Fair value is the price that would be received from the sale of an asset or paid to transfer a liability assuming an orderly transaction in the most advantageous market at the measurement date. U.S. GAAP establishes a hierarchical disclosure framework which prioritizes and ranks the level of observability of inputs used in measuring fair value. These levels are:
 
Level
1
– inputs are based upon unadjusted quoted prices for identical instruments traded in active markets.
 
Level
2
– inputs are based upon quoted prices for similar instruments in active markets, quoted prices for identical or similar instruments in markets that are
not
active, and model-based valuation techniques (e.g. the Black-Scholes model) for which all significant inputs are observable in the market or can be corroborated by observable market data for substantially the full term of the assets or liabilities. Where applicable, these models project future cash flows and discount the future amounts to a present value using market-based observable inputs including interest rate curves, foreign exchange rates, and forward and spot prices for currencies and commodities.
 
Level
3
– inputs are generally unobservable and typically reflect management's estimates of assumptions that market participants would use in pricing the asset or liability. The fair values are therefore determined using model-based techniques, including option pricing models and discounted cash flow models.
 
Financial Assets and Liabilities Measured at Fair Value on a Recurring Basis
 
We have segregated our financial assets and liabilities that are measured at fair value on a recurring into the most appropriate level within the fair value hierarchy based on the inputs used to determine the fair value at the measurement date.
 
At
September 30, 2018
and
December 31, 2017,
we had certain common stock purchase warrants that were originally issued in connection with our
May 2016
and
August 2017
offerings (See Note
4
) that are accounted for as liabilities whose fair value was determined using Level
3
inputs. The following table identifies the carrying amounts of such liabilities:
 
    Level 1   Level 2   Level 3   Total
Liabilities
               
Liability classified stock purchase warrants   $
-
    $
-
    $
3,852,882
    $
3,852,882
 
Balance at December 31, 2017   $
-
    $
-
    $
3,852,882
    $
3,852,882
 
                                 
Liability classified stock purchase warrants   $
-
    $
-
    $
2,047,563
    $
2,047,563
 
Balance at September 30, 2018   $
-
    $
-
    $
2,047,563
    $
2,047,563
 
 
The following table presents the activity for those items measured at fair value on a recurring basis using Level
3
inputs for the
nine
months ended
September 30, 2018:
 
    Mark-to-market
liabilities - stock
purchase warrants
Balance at December 31, 2017   $
3,852,882
 
Change in fair value - gain    
(1,805,319
)
Balance at September 30, 2018   $

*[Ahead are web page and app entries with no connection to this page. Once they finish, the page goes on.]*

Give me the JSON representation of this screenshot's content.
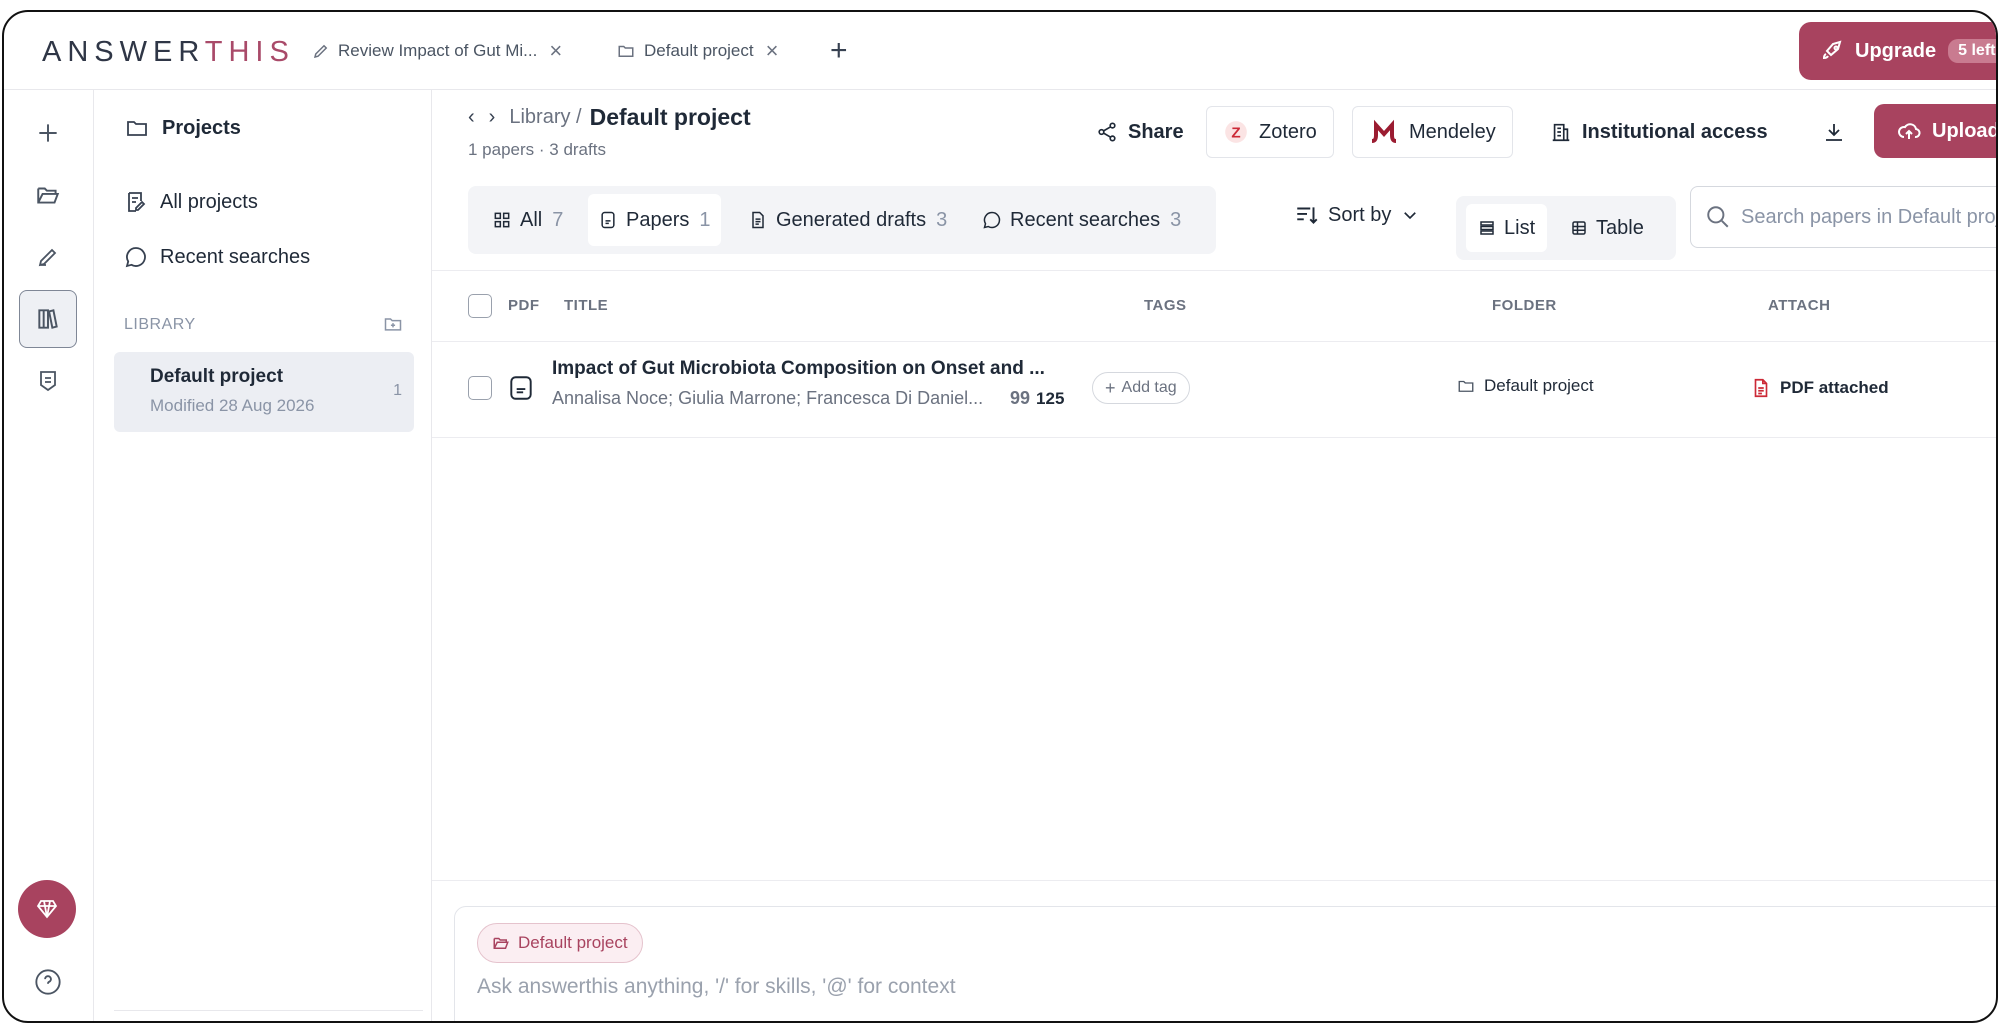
{
  "app": {
    "logo_main": "ANSWER",
    "logo_accent": "THIS"
  },
  "tabs": [
    {
      "label": "Review Impact of Gut Mi...",
      "icon": "pencil-icon"
    },
    {
      "label": "Default project",
      "icon": "folder-icon"
    }
  ],
  "upgrade": {
    "label": "Upgrade",
    "badge": "5 left"
  },
  "projects_panel": {
    "title": "Projects",
    "items": [
      {
        "label": "All projects",
        "icon": "notes-icon"
      },
      {
        "label": "Recent searches",
        "icon": "chat-bubble-icon"
      }
    ],
    "library_label": "LIBRARY",
    "project": {
      "name": "Default project",
      "modified": "Modified 28 Aug 2026",
      "count": "1"
    }
  },
  "header": {
    "breadcrumb_parent": "Library /",
    "breadcrumb_current": "Default project",
    "subtitle": "1 papers · 3 drafts",
    "share": "Share",
    "zotero": "Zotero",
    "mendeley": "Mendeley",
    "institutional": "Institutional access",
    "upload": "Upload"
  },
  "filter_tabs": [
    {
      "label": "All",
      "count": "7"
    },
    {
      "label": "Papers",
      "count": "1"
    },
    {
      "label": "Generated drafts",
      "count": "3"
    },
    {
      "label": "Recent searches",
      "count": "3"
    }
  ],
  "sort_label": "Sort by",
  "views": {
    "list": "List",
    "table": "Table"
  },
  "search": {
    "placeholder": "Search papers in Default project"
  },
  "table": {
    "columns": [
      "PDF",
      "TITLE",
      "TAGS",
      "FOLDER",
      "ATTACH"
    ],
    "rows": [
      {
        "title": "Impact of Gut Microbiota Composition on Onset and ...",
        "authors": "Annalisa Noce; Giulia Marrone; Francesca Di Daniel...",
        "citations": "125",
        "add_tag": "Add tag",
        "folder": "Default project",
        "attach": "PDF attached"
      }
    ]
  },
  "composer": {
    "context_chip": "Default project",
    "placeholder": "Ask answerthis anything, '/' for skills, '@' for context"
  },
  "colors": {
    "brand": "#a8435f",
    "text": "#1f2937",
    "muted": "#6b7280"
  }
}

2,047,563
 
 
The following table presents the activity for those items measured at fair value on a recurring basis using Level
3

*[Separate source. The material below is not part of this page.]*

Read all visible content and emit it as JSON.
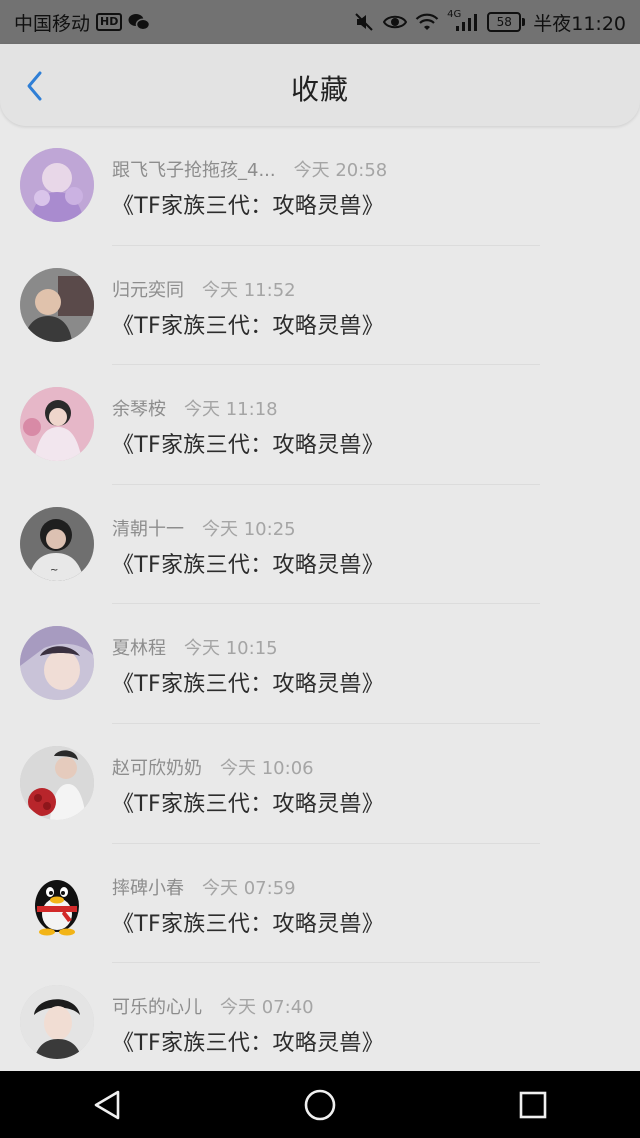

inputs for the
nine
months ended
September 30, 2017:
 
    Mark-to-market
liabilities - stock
purchase warrants
Balance at December 31, 2016   $

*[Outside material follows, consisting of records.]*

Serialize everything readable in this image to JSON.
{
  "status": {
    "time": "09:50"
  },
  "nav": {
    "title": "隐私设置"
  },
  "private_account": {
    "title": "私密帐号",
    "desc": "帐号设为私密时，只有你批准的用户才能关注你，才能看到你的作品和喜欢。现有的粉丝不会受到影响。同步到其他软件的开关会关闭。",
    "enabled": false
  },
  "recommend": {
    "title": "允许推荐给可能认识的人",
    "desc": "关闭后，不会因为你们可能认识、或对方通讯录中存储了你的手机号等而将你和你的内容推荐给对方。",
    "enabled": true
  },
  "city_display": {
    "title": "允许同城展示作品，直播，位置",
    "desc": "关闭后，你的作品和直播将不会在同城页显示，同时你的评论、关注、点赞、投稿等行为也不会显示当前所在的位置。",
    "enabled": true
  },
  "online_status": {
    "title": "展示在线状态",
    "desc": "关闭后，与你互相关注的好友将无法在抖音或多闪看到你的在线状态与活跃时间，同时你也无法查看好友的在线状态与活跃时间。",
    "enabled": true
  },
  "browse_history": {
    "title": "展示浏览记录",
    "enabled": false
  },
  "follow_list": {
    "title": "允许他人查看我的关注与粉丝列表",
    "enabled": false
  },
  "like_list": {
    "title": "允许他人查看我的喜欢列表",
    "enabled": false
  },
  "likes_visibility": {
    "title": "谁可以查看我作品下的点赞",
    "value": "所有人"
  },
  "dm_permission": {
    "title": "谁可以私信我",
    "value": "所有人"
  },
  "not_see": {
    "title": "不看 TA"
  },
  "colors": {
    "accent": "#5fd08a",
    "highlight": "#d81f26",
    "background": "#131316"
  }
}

3,921,917
 
Issuance of warrants    
2,483,848
 
Exercise of warrants    
(4,023,057
)
Change in fair value - loss    
403,155
 
Balance at September 30, 2017   $
2,785,863
 
 
The (gains) losses resulting from the changes in the fair value of the liability classified warrants are classified as other income or expense in the accompanying unaudited condensed consolidated statements of operations. The fair value of the common stock purchase warrants is determined based on the Black-Scholes option pricing model or other option pricing models as appropriate and includes the use of unobservable inputs such as the expected term, anticipated volatility and expected dividends. Changes in any of the assumptions related to the unobservable inputs identified above
may
change the embedded conversion options’ fair value; increases in expected term, anticipated volatility and expected dividends generally result in increases in fair value, while decreases in these unobservable inputs generally result in decreases in fair value.